Annika Dworet and her husband, Mitch Dworet, wipe away tears as their son's name is read aloud during Marjory Stoneman Douglas High School shooter Nikolas Cruz's guilty plea on all 17 counts of premeditated murder and 17 counts of attempted murder in the 2018 shootings, at the Broward County Courthouse in Fort Lauderdale, Fla. on Wednesday, Oct. 20, 2021. The Dworet's son, Nicholas Dworet, 17, was killed in the massacre.
Amy Beth Bennett/South Florida Sun Sentinel via AP
Education Briefly Stated: October 20, 2021
Here's a look at some recent Education Week articles you may have missed.
8 min read
Education Gunman in Parkland School Massacre to Plead Guilty
The gunman who killed 14 students and three staff members at a Florida high school will plead guilty to their murders, his attorneys said.
4 min read
Parkland school shooter Nikolas Cruz is sworn in before pleading guilty, Friday, Oct. 15, 2021, at the Broward County Courthouse in Fort Lauderdale, Fla., on all four criminal counts stemming from his attack on a Broward County jail guard in November 2018, Cruz's lawyers said Friday that he plans to plead guilty to the 2018 massacre at a Parkland high school.

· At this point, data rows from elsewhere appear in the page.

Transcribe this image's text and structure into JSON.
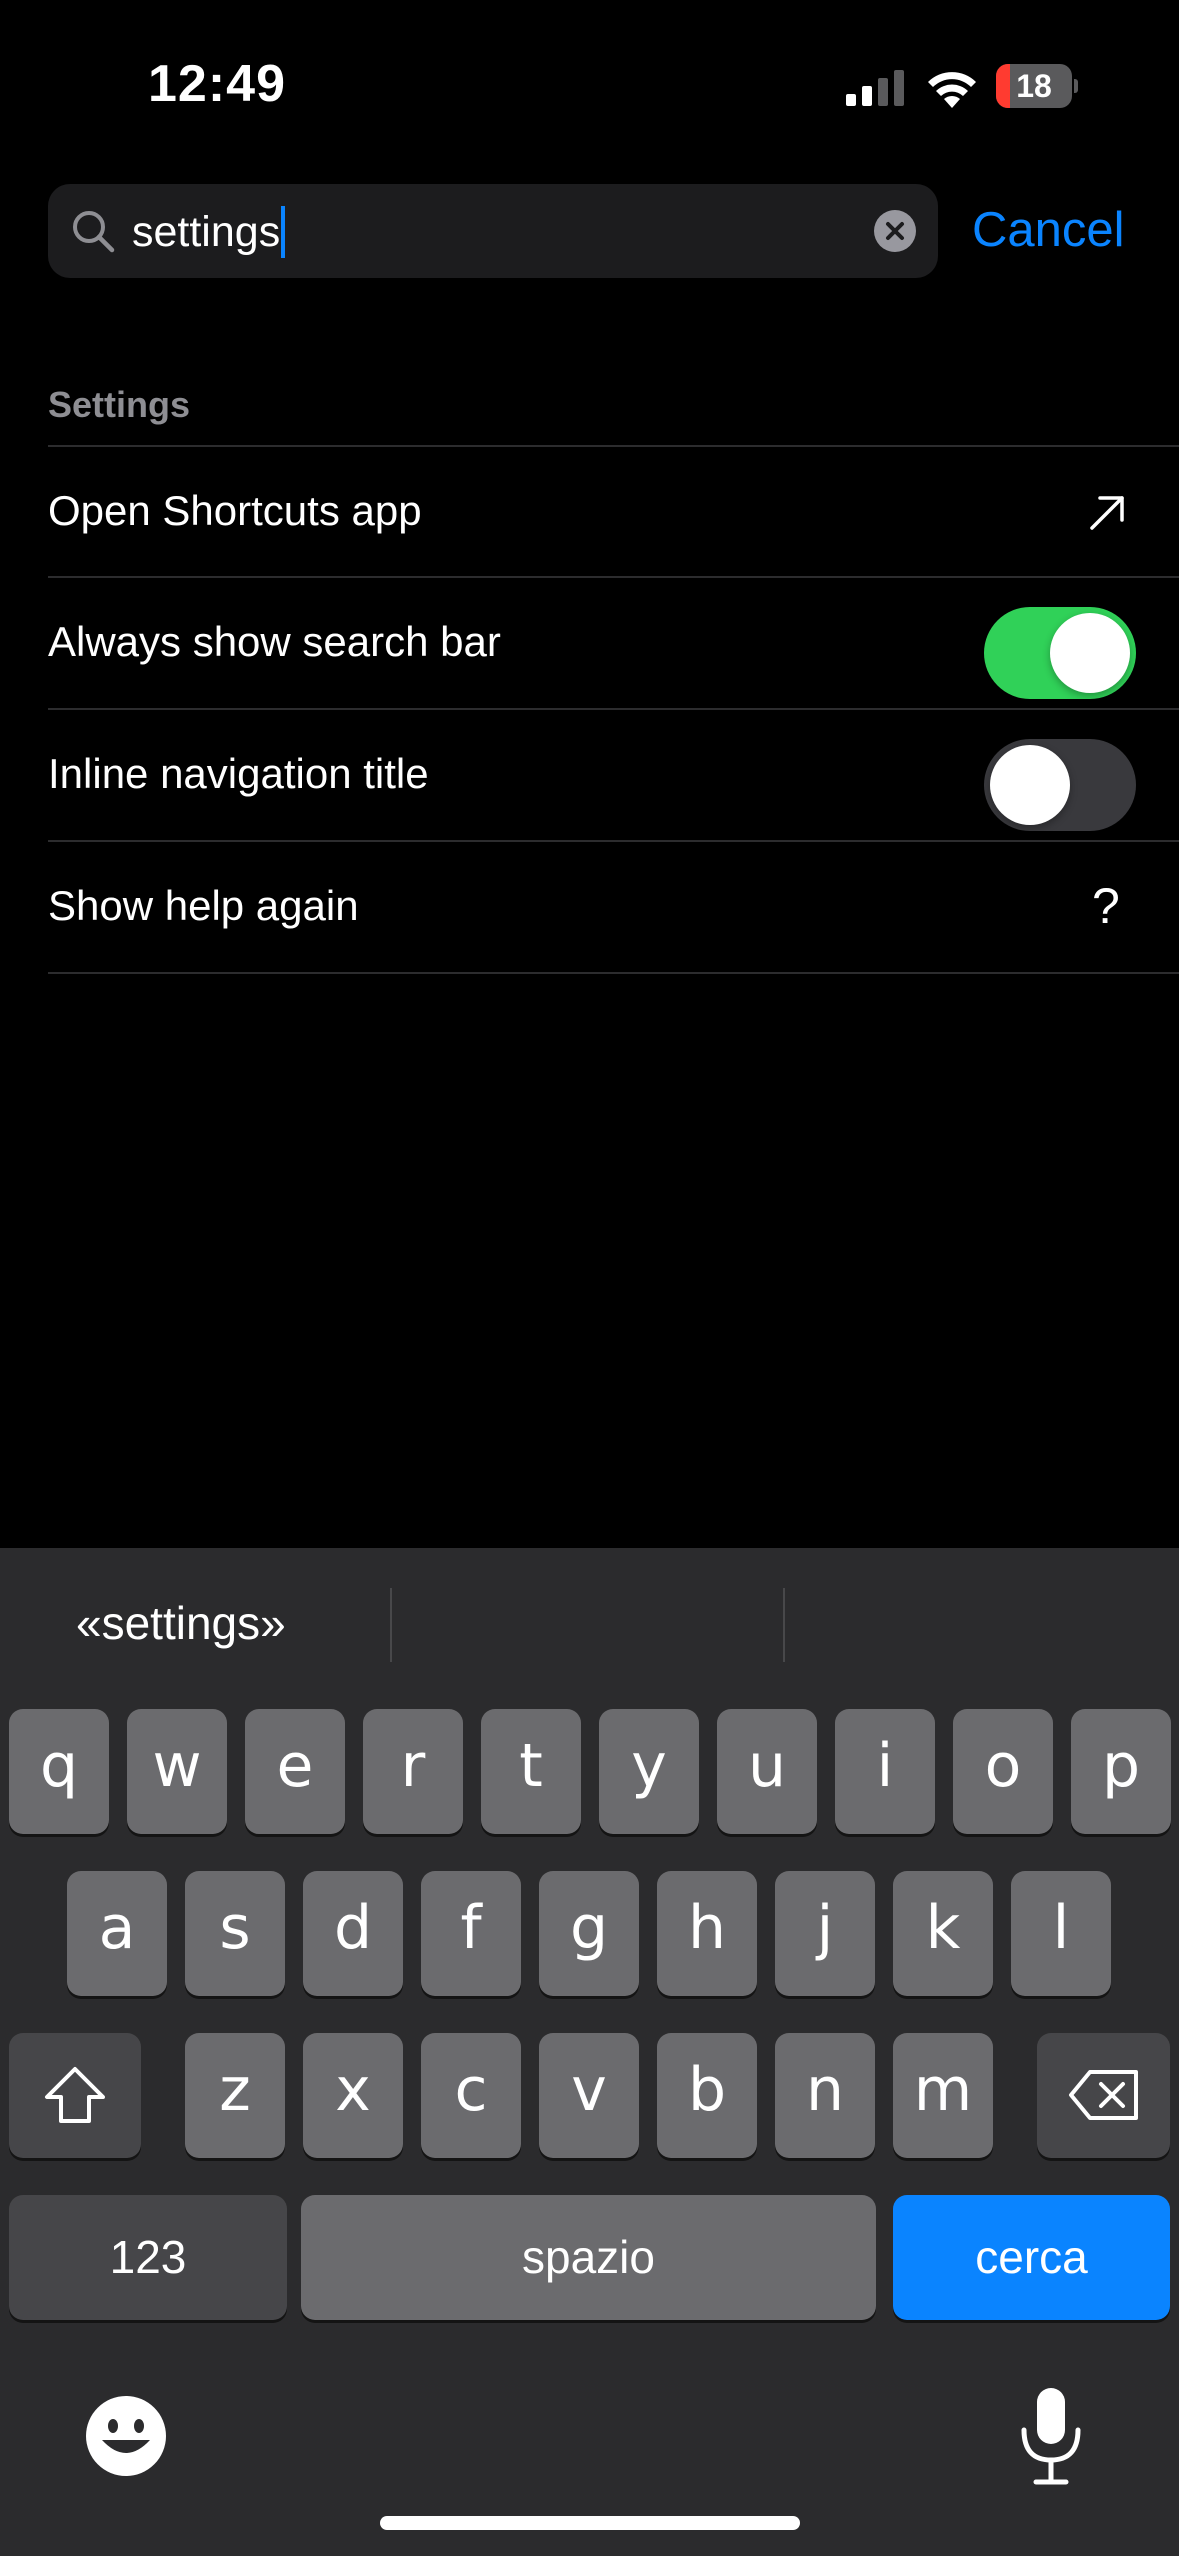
{
  "status_bar": {
    "time": "12:49",
    "battery_level": "18",
    "battery_fraction": 0.18,
    "battery_color": "#ff3b30"
  },
  "search": {
    "value": "settings",
    "cancel_label": "Cancel"
  },
  "section": {
    "header": "Settings",
    "rows": [
      {
        "label": "Open Shortcuts app",
        "accessory": "arrow-up-right-icon"
      },
      {
        "label": "Always show search bar",
        "accessory": "toggle",
        "toggle_on": true
      },
      {
        "label": "Inline navigation title",
        "accessory": "toggle",
        "toggle_on": false
      },
      {
        "label": "Show help again",
        "accessory": "question-mark-icon",
        "accessory_text": "?"
      }
    ]
  },
  "keyboard": {
    "suggestions": [
      "«settings»",
      "",
      ""
    ],
    "row1": [
      "q",
      "w",
      "e",
      "r",
      "t",
      "y",
      "u",
      "i",
      "o",
      "p"
    ],
    "row2": [
      "a",
      "s",
      "d",
      "f",
      "g",
      "h",
      "j",
      "k",
      "l"
    ],
    "row3": [
      "z",
      "x",
      "c",
      "v",
      "b",
      "n",
      "m"
    ],
    "numbers_label": "123",
    "space_label": "spazio",
    "return_label": "cerca",
    "accent_color": "#0a84ff",
    "toggle_on_color": "#30d158"
  }
}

Parkland school shooter Nikolas Cruz is sworn in before pleading guilty, Friday, Oct. 15, 2021, at the Broward County Courthouse in Fort Lauderdale, Fla., on all four criminal counts stemming from his attack on a Broward County jail guard in November 2018, Cruz's lawyers said Friday that he plans to plead guilty to the 2018 massacre at a Parkland high school.
Amy Beth Bennett/South Florida Sun Sentinel via AP